=== Available records ===

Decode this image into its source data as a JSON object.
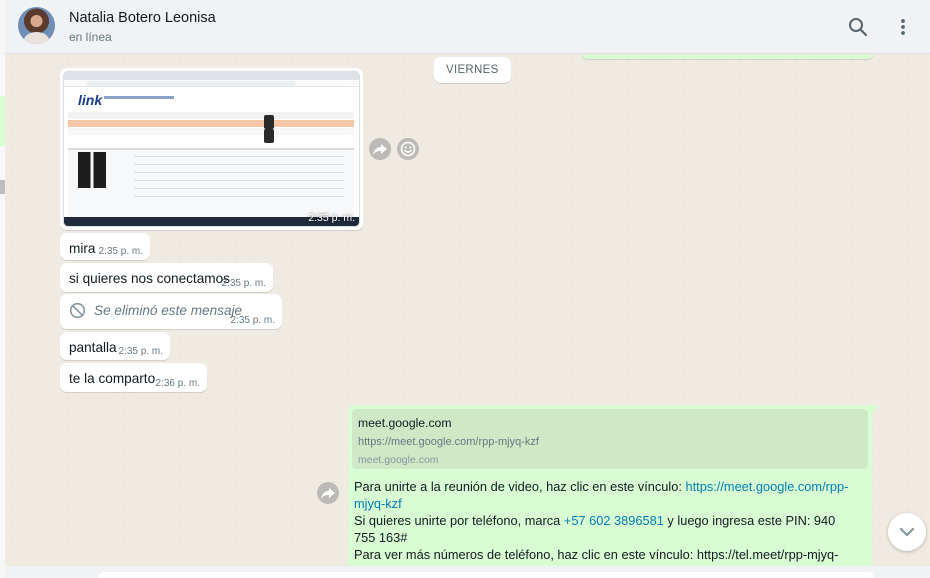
{
  "header": {
    "contact_name": "Natalia Botero Leonisa",
    "status": "en línea",
    "search_icon": "search-icon",
    "menu_icon": "kebab-menu-icon"
  },
  "chat": {
    "date_chip": "VIERNES",
    "image_message": {
      "time": "2:35 p. m."
    },
    "incoming": [
      {
        "text": "mira",
        "time": "2:35 p. m."
      },
      {
        "text": "si quieres nos conectamos",
        "time": "2:35 p. m."
      },
      {
        "text": "Se eliminó este mensaje",
        "time": "2:35 p. m.",
        "deleted": true
      },
      {
        "text": "pantalla",
        "time": "2:35 p. m."
      },
      {
        "text": "te la comparto",
        "time": "2:36 p. m."
      }
    ],
    "outgoing": {
      "preview_title": "meet.google.com",
      "preview_url": "https://meet.google.com/rpp-mjyq-kzf",
      "preview_host": "meet.google.com",
      "line1_text": "Para unirte a la reunión de video, haz clic en este vínculo: ",
      "line1_link": "https://meet.google.com/rpp-mjyq-kzf",
      "line2_text_a": "Si quieres unirte por teléfono, marca ",
      "line2_phone": "+57 602 3896581",
      "line2_text_b": " y luego ingresa este PIN: 940 755 163#",
      "line3_text": "Para ver más números de teléfono, haz clic en este vínculo: https://tel.meet/rpp-mjyq-kzf?"
    },
    "colors": {
      "chat_bg": "#efeae2",
      "incoming_bubble": "#ffffff",
      "outgoing_bubble": "#d9fdd3",
      "link": "#027eb5",
      "timestamp": "#667781"
    }
  }
}
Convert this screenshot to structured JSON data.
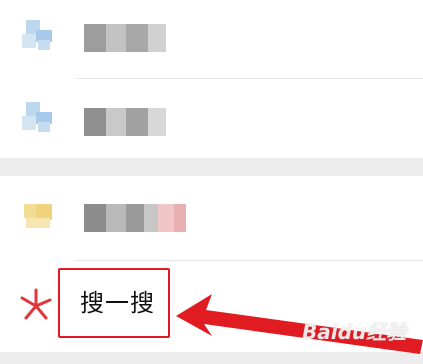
{
  "menu": {
    "items": [
      {
        "label": "",
        "icon": "pixelated-blue-icon"
      },
      {
        "label": "",
        "icon": "pixelated-blue-icon"
      },
      {
        "label": "",
        "icon": "pixelated-yellow-icon"
      },
      {
        "label": "搜一搜",
        "icon": "search-spark-icon"
      }
    ]
  },
  "annotation": {
    "highlight_color": "#e11b22",
    "arrow_color": "#e11b22"
  },
  "watermark": "Baidu经验"
}
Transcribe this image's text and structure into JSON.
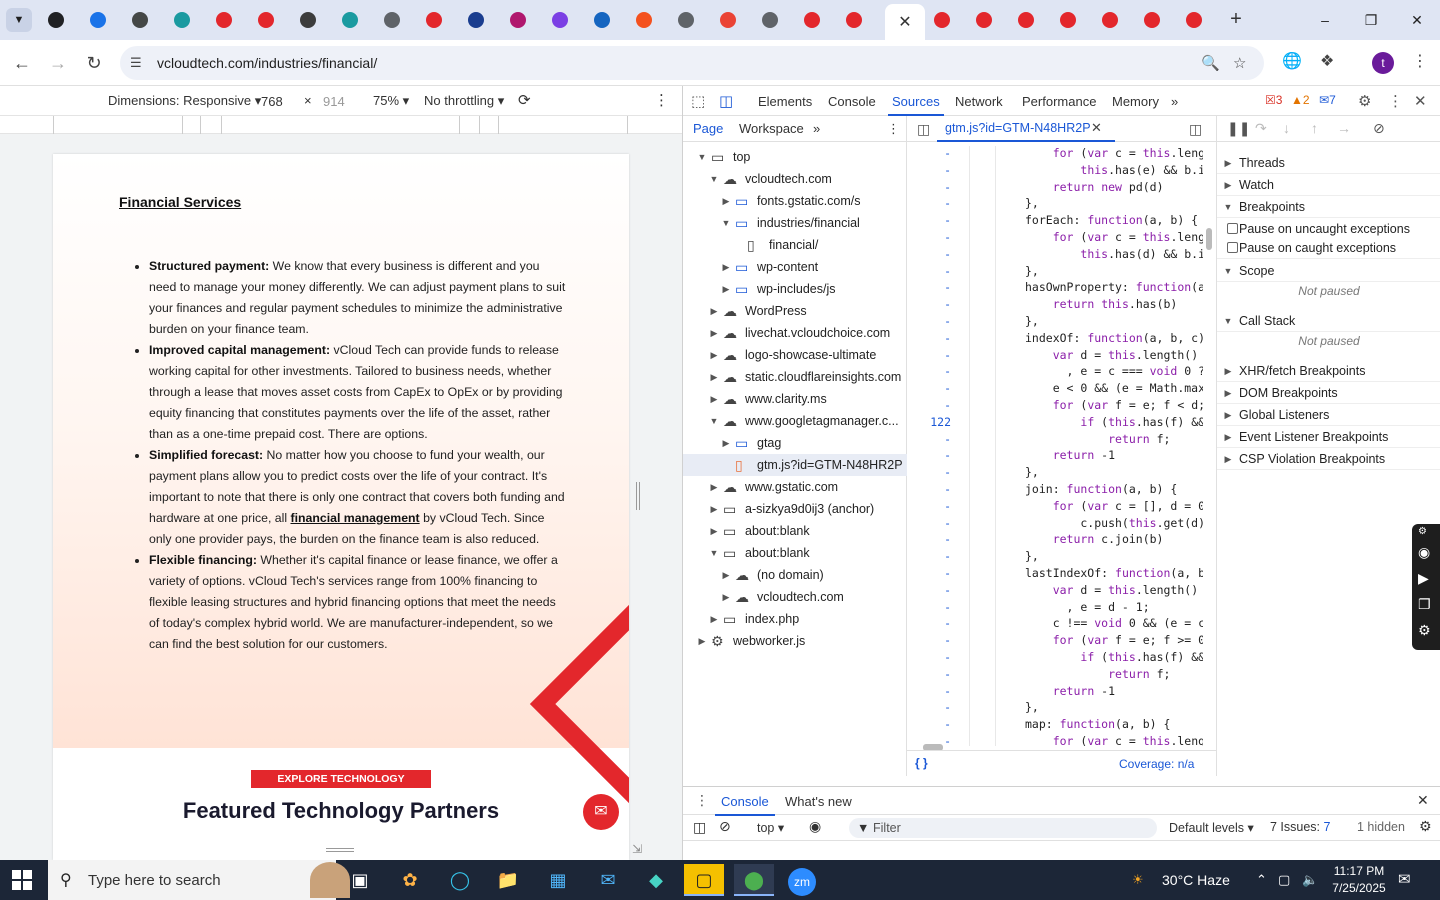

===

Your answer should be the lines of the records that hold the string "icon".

:: Answer section ::
    "search_icon": "search-icon",
    "menu_icon": "kebab-menu-icon"
        "icon": "pixelated-blue-icon"
        "icon": "pixelated-blue-icon"
        "icon": "pixelated-yellow-icon"
        "icon": "search-spark-icon"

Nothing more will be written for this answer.